* Work request
Nothing is to be left out: repeat every entry exactly as given.

Dataset records:
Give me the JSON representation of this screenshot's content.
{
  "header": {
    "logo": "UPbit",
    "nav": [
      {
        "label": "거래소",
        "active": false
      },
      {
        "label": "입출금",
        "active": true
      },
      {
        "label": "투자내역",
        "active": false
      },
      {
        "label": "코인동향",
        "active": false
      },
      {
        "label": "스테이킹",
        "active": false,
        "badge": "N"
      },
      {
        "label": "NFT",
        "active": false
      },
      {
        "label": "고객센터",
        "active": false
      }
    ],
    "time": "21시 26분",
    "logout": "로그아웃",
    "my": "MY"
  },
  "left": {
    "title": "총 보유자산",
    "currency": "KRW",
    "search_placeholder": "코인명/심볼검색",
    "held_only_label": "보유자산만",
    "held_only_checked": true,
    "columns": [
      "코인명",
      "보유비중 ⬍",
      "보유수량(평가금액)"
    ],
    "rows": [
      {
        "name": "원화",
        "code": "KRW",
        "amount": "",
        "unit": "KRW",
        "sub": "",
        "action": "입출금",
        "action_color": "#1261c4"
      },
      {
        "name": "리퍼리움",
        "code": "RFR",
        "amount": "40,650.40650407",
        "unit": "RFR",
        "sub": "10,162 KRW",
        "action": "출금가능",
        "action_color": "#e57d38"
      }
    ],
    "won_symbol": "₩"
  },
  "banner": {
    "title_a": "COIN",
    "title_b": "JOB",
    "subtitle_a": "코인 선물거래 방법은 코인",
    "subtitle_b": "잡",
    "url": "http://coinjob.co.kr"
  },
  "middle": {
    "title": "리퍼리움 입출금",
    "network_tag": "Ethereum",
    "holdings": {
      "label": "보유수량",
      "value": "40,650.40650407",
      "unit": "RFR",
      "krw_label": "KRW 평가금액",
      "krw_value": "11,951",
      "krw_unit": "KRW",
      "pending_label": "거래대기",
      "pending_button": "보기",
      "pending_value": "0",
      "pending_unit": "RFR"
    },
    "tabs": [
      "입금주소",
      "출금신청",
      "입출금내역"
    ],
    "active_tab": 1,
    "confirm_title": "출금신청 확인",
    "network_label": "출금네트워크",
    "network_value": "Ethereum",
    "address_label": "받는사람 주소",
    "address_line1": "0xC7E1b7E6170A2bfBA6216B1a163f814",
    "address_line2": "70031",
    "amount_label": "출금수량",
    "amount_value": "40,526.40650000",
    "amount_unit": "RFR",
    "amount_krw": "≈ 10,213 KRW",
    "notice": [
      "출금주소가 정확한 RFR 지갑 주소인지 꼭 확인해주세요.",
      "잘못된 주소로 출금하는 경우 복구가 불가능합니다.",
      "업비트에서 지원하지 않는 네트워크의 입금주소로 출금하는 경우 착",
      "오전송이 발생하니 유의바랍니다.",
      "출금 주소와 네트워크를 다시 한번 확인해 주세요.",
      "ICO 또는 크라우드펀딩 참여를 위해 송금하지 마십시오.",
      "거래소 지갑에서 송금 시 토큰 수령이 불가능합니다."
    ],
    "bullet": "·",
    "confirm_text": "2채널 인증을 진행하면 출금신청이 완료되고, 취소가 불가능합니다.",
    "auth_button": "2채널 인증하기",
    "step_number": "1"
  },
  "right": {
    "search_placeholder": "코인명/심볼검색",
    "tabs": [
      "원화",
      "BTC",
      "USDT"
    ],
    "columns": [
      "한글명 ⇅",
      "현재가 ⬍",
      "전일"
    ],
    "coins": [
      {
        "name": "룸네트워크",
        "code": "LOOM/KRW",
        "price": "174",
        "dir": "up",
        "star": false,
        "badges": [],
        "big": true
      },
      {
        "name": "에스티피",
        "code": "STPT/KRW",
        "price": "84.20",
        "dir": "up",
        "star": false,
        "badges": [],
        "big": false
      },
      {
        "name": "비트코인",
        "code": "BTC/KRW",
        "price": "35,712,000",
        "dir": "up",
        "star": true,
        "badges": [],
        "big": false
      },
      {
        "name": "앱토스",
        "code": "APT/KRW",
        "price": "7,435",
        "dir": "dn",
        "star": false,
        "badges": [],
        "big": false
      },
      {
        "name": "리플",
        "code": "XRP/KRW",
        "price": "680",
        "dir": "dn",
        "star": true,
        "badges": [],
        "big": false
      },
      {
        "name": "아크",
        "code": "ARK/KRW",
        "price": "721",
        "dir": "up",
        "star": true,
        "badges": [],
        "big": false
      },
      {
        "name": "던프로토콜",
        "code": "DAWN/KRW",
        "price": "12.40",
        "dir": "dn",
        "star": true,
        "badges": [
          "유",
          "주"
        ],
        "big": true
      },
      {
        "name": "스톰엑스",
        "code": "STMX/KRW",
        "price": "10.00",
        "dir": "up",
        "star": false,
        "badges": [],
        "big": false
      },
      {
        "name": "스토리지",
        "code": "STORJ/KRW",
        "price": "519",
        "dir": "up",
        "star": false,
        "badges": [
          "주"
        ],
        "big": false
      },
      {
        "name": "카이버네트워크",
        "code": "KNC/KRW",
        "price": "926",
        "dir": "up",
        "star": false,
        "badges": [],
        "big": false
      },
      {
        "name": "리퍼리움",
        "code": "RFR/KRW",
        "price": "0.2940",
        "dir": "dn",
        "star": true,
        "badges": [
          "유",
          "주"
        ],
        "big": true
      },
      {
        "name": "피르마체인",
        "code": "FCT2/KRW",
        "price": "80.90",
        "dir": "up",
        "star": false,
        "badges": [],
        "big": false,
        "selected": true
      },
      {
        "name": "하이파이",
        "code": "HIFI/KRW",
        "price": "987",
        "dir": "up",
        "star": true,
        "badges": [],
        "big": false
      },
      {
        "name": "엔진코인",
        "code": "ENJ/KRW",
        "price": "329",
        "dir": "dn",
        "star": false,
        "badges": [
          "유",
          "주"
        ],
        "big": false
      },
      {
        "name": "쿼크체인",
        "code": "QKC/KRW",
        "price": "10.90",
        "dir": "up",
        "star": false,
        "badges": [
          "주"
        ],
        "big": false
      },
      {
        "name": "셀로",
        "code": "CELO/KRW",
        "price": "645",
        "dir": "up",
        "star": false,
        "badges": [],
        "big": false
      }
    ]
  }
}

* Exercise answer
Give me the JSON representation of this screenshot's content.
{
  "header": {
    "logo": "UPbit",
    "nav": [
      {
        "label": "거래소",
        "active": false
      },
      {
        "label": "입출금",
        "active": true
      },
      {
        "label": "투자내역",
        "active": false
      },
      {
        "label": "코인동향",
        "active": false
      },
      {
        "label": "스테이킹",
        "active": false,
        "badge": "N"
      },
      {
        "label": "NFT",
        "active": false
      },
      {
        "label": "고객센터",
        "active": false
      }
    ],
    "time": "21시 26분",
    "logout": "로그아웃",
    "my": "MY"
  },
  "left": {
    "title": "총 보유자산",
    "currency": "KRW",
    "search_placeholder": "코인명/심볼검색",
    "held_only_label": "보유자산만",
    "held_only_checked": true,
    "columns": [
      "코인명",
      "보유비중 ⬍",
      "보유수량(평가금액)"
    ],
    "rows": [
      {
        "name": "원화",
        "code": "KRW",
        "amount": "",
        "unit": "KRW",
        "sub": "",
        "action": "입출금",
        "action_color": "#1261c4"
      },
      {
        "name": "리퍼리움",
        "code": "RFR",
        "amount": "40,650.40650407",
        "unit": "RFR",
        "sub": "10,162 KRW",
        "action": "출금가능",
        "action_color": "#e57d38"
      }
    ],
    "won_symbol": "₩"
  },
  "banner": {
    "title_a": "COIN",
    "title_b": "JOB",
    "subtitle_a": "코인 선물거래 방법은 코인",
    "subtitle_b": "잡",
    "url": "http://coinjob.co.kr"
  },
  "middle": {
    "title": "리퍼리움 입출금",
    "network_tag": "Ethereum",
    "holdings": {
      "label": "보유수량",
      "value": "40,650.40650407",
      "unit": "RFR",
      "krw_label": "KRW 평가금액",
      "krw_value": "11,951",
      "krw_unit": "KRW",
      "pending_label": "거래대기",
      "pending_button": "보기",
      "pending_value": "0",
      "pending_unit": "RFR"
    },
    "tabs": [
      "입금주소",
      "출금신청",
      "입출금내역"
    ],
    "active_tab": 1,
    "confirm_title": "출금신청 확인",
    "network_label": "출금네트워크",
    "network_value": "Ethereum",
    "address_label": "받는사람 주소",
    "address_line1": "0xC7E1b7E6170A2bfBA6216B1a163f814",
    "address_line2": "70031",
    "amount_label": "출금수량",
    "amount_value": "40,526.40650000",
    "amount_unit": "RFR",
    "amount_krw": "≈ 10,213 KRW",
    "notice": [
      "출금주소가 정확한 RFR 지갑 주소인지 꼭 확인해주세요.",
      "잘못된 주소로 출금하는 경우 복구가 불가능합니다.",
      "업비트에서 지원하지 않는 네트워크의 입금주소로 출금하는 경우 착",
      "오전송이 발생하니 유의바랍니다.",
      "출금 주소와 네트워크를 다시 한번 확인해 주세요.",
      "ICO 또는 크라우드펀딩 참여를 위해 송금하지 마십시오.",
      "거래소 지갑에서 송금 시 토큰 수령이 불가능합니다."
    ],
    "bullet": "·",
    "confirm_text": "2채널 인증을 진행하면 출금신청이 완료되고, 취소가 불가능합니다.",
    "auth_button": "2채널 인증하기",
    "step_number": "1"
  },
  "right": {
    "search_placeholder": "코인명/심볼검색",
    "tabs": [
      "원화",
      "BTC",
      "USDT"
    ],
    "columns": [
      "한글명 ⇅",
      "현재가 ⬍",
      "전일"
    ],
    "coins": [
      {
        "name": "룸네트워크",
        "code": "LOOM/KRW",
        "price": "174",
        "dir": "up",
        "star": false,
        "badges": [],
        "big": true
      },
      {
        "name": "에스티피",
        "code": "STPT/KRW",
        "price": "84.20",
        "dir": "up",
        "star": false,
        "badges": [],
        "big": false
      },
      {
        "name": "비트코인",
        "code": "BTC/KRW",
        "price": "35,712,000",
        "dir": "up",
        "star": true,
        "badges": [],
        "big": false
      },
      {
        "name": "앱토스",
        "code": "APT/KRW",
        "price": "7,435",
        "dir": "dn",
        "star": false,
        "badges": [],
        "big": false
      },
      {
        "name": "리플",
        "code": "XRP/KRW",
        "price": "680",
        "dir": "dn",
        "star": true,
        "badges": [],
        "big": false
      },
      {
        "name": "아크",
        "code": "ARK/KRW",
        "price": "721",
        "dir": "up",
        "star": true,
        "badges": [],
        "big": false
      },
      {
        "name": "던프로토콜",
        "code": "DAWN/KRW",
        "price": "12.40",
        "dir": "dn",
        "star": true,
        "badges": [
          "유",
          "주"
        ],
        "big": true
      },
      {
        "name": "스톰엑스",
        "code": "STMX/KRW",
        "price": "10.00",
        "dir": "up",
        "star": false,
        "badges": [],
        "big": false
      },
      {
        "name": "스토리지",
        "code": "STORJ/KRW",
        "price": "519",
        "dir": "up",
        "star": false,
        "badges": [
          "주"
        ],
        "big": false
      },
      {
        "name": "카이버네트워크",
        "code": "KNC/KRW",
        "price": "926",
        "dir": "up",
        "star": false,
        "badges": [],
        "big": false
      },
      {
        "name": "리퍼리움",
        "code": "RFR/KRW",
        "price": "0.2940",
        "dir": "dn",
        "star": true,
        "badges": [
          "유",
          "주"
        ],
        "big": true
      },
      {
        "name": "피르마체인",
        "code": "FCT2/KRW",
        "price": "80.90",
        "dir": "up",
        "star": false,
        "badges": [],
        "big": false,
        "selected": true
      },
      {
        "name": "하이파이",
        "code": "HIFI/KRW",
        "price": "987",
        "dir": "up",
        "star": true,
        "badges": [],
        "big": false
      },
      {
        "name": "엔진코인",
        "code": "ENJ/KRW",
        "price": "329",
        "dir": "dn",
        "star": false,
        "badges": [
          "유",
          "주"
        ],
        "big": false
      },
      {
        "name": "쿼크체인",
        "code": "QKC/KRW",
        "price": "10.90",
        "dir": "up",
        "star": false,
        "badges": [
          "주"
        ],
        "big": false
      },
      {
        "name": "셀로",
        "code": "CELO/KRW",
        "price": "645",
        "dir": "up",
        "star": false,
        "badges": [],
        "big": false
      }
    ]
  }
}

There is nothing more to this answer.